- **WHAT THE EXERCISE ASKS**: Every single entry should be printed exactly.

[Excerpts from a dataset]

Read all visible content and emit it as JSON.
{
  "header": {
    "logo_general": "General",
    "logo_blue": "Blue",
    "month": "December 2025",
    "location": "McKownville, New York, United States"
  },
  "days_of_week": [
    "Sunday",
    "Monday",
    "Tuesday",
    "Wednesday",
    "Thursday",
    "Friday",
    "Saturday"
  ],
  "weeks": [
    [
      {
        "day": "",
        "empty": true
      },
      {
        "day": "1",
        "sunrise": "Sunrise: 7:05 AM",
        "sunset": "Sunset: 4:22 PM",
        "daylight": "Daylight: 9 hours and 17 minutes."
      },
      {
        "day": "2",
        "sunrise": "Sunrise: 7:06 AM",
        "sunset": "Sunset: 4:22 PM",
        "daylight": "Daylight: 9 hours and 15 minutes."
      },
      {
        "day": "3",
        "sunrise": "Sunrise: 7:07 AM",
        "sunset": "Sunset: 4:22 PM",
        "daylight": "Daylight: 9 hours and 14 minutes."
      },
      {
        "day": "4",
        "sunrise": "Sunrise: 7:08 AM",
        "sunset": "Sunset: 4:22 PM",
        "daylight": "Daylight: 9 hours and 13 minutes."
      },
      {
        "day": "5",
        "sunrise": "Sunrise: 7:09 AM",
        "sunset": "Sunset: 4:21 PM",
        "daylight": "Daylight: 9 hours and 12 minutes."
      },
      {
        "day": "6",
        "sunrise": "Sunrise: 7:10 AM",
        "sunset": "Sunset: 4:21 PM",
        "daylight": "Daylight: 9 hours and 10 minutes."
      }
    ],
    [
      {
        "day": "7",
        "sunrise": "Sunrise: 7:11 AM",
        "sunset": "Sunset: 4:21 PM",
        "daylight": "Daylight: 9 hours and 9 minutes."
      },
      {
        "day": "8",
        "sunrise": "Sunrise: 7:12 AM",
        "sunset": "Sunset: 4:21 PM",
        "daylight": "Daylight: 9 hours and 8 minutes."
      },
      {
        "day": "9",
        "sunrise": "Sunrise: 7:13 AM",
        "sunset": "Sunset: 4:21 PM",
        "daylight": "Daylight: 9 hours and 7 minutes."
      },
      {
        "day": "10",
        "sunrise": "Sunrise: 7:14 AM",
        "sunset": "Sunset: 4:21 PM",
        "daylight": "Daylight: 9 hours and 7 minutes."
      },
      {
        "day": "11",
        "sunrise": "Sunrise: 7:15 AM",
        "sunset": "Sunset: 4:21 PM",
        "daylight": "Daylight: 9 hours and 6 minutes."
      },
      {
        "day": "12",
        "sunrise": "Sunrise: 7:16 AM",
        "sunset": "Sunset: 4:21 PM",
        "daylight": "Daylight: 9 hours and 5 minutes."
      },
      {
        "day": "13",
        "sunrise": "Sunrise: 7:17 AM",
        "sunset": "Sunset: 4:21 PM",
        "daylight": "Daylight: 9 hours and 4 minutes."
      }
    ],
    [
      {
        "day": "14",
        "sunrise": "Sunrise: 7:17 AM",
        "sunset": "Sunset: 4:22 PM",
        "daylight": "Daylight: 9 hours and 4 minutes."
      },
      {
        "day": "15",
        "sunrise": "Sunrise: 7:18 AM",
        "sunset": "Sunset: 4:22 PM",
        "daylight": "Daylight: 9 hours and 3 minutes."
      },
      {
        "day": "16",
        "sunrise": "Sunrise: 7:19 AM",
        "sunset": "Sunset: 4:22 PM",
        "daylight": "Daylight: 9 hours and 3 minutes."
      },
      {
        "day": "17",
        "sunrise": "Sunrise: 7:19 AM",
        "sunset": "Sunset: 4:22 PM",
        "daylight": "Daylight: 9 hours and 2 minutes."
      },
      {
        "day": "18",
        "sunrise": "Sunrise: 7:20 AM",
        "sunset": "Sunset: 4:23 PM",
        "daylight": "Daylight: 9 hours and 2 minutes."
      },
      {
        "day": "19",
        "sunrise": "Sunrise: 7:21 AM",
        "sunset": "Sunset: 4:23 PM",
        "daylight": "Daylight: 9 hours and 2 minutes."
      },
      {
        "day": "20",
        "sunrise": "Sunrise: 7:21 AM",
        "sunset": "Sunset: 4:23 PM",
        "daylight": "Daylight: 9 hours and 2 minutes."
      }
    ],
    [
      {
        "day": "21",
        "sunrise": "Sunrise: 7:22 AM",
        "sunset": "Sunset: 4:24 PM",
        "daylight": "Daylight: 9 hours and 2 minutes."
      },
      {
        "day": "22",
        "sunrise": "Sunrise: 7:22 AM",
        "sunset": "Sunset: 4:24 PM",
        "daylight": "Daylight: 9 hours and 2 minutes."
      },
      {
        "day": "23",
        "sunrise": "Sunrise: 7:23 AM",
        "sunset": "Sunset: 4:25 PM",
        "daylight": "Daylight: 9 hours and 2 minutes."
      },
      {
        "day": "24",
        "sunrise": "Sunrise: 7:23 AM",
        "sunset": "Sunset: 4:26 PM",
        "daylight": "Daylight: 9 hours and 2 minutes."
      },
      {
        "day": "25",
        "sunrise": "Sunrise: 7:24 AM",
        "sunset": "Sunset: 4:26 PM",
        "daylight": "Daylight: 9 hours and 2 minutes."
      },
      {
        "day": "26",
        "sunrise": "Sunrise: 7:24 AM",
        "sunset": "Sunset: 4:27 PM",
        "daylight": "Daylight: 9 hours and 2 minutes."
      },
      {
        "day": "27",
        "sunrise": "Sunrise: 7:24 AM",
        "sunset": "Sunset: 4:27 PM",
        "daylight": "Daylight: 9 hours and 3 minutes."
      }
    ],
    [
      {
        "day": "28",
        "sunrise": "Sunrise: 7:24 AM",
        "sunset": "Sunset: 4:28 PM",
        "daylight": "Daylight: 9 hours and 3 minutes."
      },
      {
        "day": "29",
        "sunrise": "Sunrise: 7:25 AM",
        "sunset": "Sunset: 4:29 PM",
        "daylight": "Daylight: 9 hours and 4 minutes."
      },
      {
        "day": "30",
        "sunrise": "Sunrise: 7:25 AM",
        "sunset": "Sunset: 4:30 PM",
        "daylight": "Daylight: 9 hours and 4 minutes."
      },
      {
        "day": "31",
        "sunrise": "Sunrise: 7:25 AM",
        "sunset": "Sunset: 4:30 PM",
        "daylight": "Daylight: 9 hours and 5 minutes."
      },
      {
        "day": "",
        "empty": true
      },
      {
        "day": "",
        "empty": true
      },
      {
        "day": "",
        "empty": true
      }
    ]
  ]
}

- **ANSWER SECTION**:
Read all visible content and emit it as JSON.
{
  "header": {
    "logo_general": "General",
    "logo_blue": "Blue",
    "month": "December 2025",
    "location": "McKownville, New York, United States"
  },
  "days_of_week": [
    "Sunday",
    "Monday",
    "Tuesday",
    "Wednesday",
    "Thursday",
    "Friday",
    "Saturday"
  ],
  "weeks": [
    [
      {
        "day": "",
        "empty": true
      },
      {
        "day": "1",
        "sunrise": "Sunrise: 7:05 AM",
        "sunset": "Sunset: 4:22 PM",
        "daylight": "Daylight: 9 hours and 17 minutes."
      },
      {
        "day": "2",
        "sunrise": "Sunrise: 7:06 AM",
        "sunset": "Sunset: 4:22 PM",
        "daylight": "Daylight: 9 hours and 15 minutes."
      },
      {
        "day": "3",
        "sunrise": "Sunrise: 7:07 AM",
        "sunset": "Sunset: 4:22 PM",
        "daylight": "Daylight: 9 hours and 14 minutes."
      },
      {
        "day": "4",
        "sunrise": "Sunrise: 7:08 AM",
        "sunset": "Sunset: 4:22 PM",
        "daylight": "Daylight: 9 hours and 13 minutes."
      },
      {
        "day": "5",
        "sunrise": "Sunrise: 7:09 AM",
        "sunset": "Sunset: 4:21 PM",
        "daylight": "Daylight: 9 hours and 12 minutes."
      },
      {
        "day": "6",
        "sunrise": "Sunrise: 7:10 AM",
        "sunset": "Sunset: 4:21 PM",
        "daylight": "Daylight: 9 hours and 10 minutes."
      }
    ],
    [
      {
        "day": "7",
        "sunrise": "Sunrise: 7:11 AM",
        "sunset": "Sunset: 4:21 PM",
        "daylight": "Daylight: 9 hours and 9 minutes."
      },
      {
        "day": "8",
        "sunrise": "Sunrise: 7:12 AM",
        "sunset": "Sunset: 4:21 PM",
        "daylight": "Daylight: 9 hours and 8 minutes."
      },
      {
        "day": "9",
        "sunrise": "Sunrise: 7:13 AM",
        "sunset": "Sunset: 4:21 PM",
        "daylight": "Daylight: 9 hours and 7 minutes."
      },
      {
        "day": "10",
        "sunrise": "Sunrise: 7:14 AM",
        "sunset": "Sunset: 4:21 PM",
        "daylight": "Daylight: 9 hours and 7 minutes."
      },
      {
        "day": "11",
        "sunrise": "Sunrise: 7:15 AM",
        "sunset": "Sunset: 4:21 PM",
        "daylight": "Daylight: 9 hours and 6 minutes."
      },
      {
        "day": "12",
        "sunrise": "Sunrise: 7:16 AM",
        "sunset": "Sunset: 4:21 PM",
        "daylight": "Daylight: 9 hours and 5 minutes."
      },
      {
        "day": "13",
        "sunrise": "Sunrise: 7:17 AM",
        "sunset": "Sunset: 4:21 PM",
        "daylight": "Daylight: 9 hours and 4 minutes."
      }
    ],
    [
      {
        "day": "14",
        "sunrise": "Sunrise: 7:17 AM",
        "sunset": "Sunset: 4:22 PM",
        "daylight": "Daylight: 9 hours and 4 minutes."
      },
      {
        "day": "15",
        "sunrise": "Sunrise: 7:18 AM",
        "sunset": "Sunset: 4:22 PM",
        "daylight": "Daylight: 9 hours and 3 minutes."
      },
      {
        "day": "16",
        "sunrise": "Sunrise: 7:19 AM",
        "sunset": "Sunset: 4:22 PM",
        "daylight": "Daylight: 9 hours and 3 minutes."
      },
      {
        "day": "17",
        "sunrise": "Sunrise: 7:19 AM",
        "sunset": "Sunset: 4:22 PM",
        "daylight": "Daylight: 9 hours and 2 minutes."
      },
      {
        "day": "18",
        "sunrise": "Sunrise: 7:20 AM",
        "sunset": "Sunset: 4:23 PM",
        "daylight": "Daylight: 9 hours and 2 minutes."
      },
      {
        "day": "19",
        "sunrise": "Sunrise: 7:21 AM",
        "sunset": "Sunset: 4:23 PM",
        "daylight": "Daylight: 9 hours and 2 minutes."
      },
      {
        "day": "20",
        "sunrise": "Sunrise: 7:21 AM",
        "sunset": "Sunset: 4:23 PM",
        "daylight": "Daylight: 9 hours and 2 minutes."
      }
    ],
    [
      {
        "day": "21",
        "sunrise": "Sunrise: 7:22 AM",
        "sunset": "Sunset: 4:24 PM",
        "daylight": "Daylight: 9 hours and 2 minutes."
      },
      {
        "day": "22",
        "sunrise": "Sunrise: 7:22 AM",
        "sunset": "Sunset: 4:24 PM",
        "daylight": "Daylight: 9 hours and 2 minutes."
      },
      {
        "day": "23",
        "sunrise": "Sunrise: 7:23 AM",
        "sunset": "Sunset: 4:25 PM",
        "daylight": "Daylight: 9 hours and 2 minutes."
      },
      {
        "day": "24",
        "sunrise": "Sunrise: 7:23 AM",
        "sunset": "Sunset: 4:26 PM",
        "daylight": "Daylight: 9 hours and 2 minutes."
      },
      {
        "day": "25",
        "sunrise": "Sunrise: 7:24 AM",
        "sunset": "Sunset: 4:26 PM",
        "daylight": "Daylight: 9 hours and 2 minutes."
      },
      {
        "day": "26",
        "sunrise": "Sunrise: 7:24 AM",
        "sunset": "Sunset: 4:27 PM",
        "daylight": "Daylight: 9 hours and 2 minutes."
      },
      {
        "day": "27",
        "sunrise": "Sunrise: 7:24 AM",
        "sunset": "Sunset: 4:27 PM",
        "daylight": "Daylight: 9 hours and 3 minutes."
      }
    ],
    [
      {
        "day": "28",
        "sunrise": "Sunrise: 7:24 AM",
        "sunset": "Sunset: 4:28 PM",
        "daylight": "Daylight: 9 hours and 3 minutes."
      },
      {
        "day": "29",
        "sunrise": "Sunrise: 7:25 AM",
        "sunset": "Sunset: 4:29 PM",
        "daylight": "Daylight: 9 hours and 4 minutes."
      },
      {
        "day": "30",
        "sunrise": "Sunrise: 7:25 AM",
        "sunset": "Sunset: 4:30 PM",
        "daylight": "Daylight: 9 hours and 4 minutes."
      },
      {
        "day": "31",
        "sunrise": "Sunrise: 7:25 AM",
        "sunset": "Sunset: 4:30 PM",
        "daylight": "Daylight: 9 hours and 5 minutes."
      },
      {
        "day": "",
        "empty": true
      },
      {
        "day": "",
        "empty": true
      },
      {
        "day": "",
        "empty": true
      }
    ]
  ]
}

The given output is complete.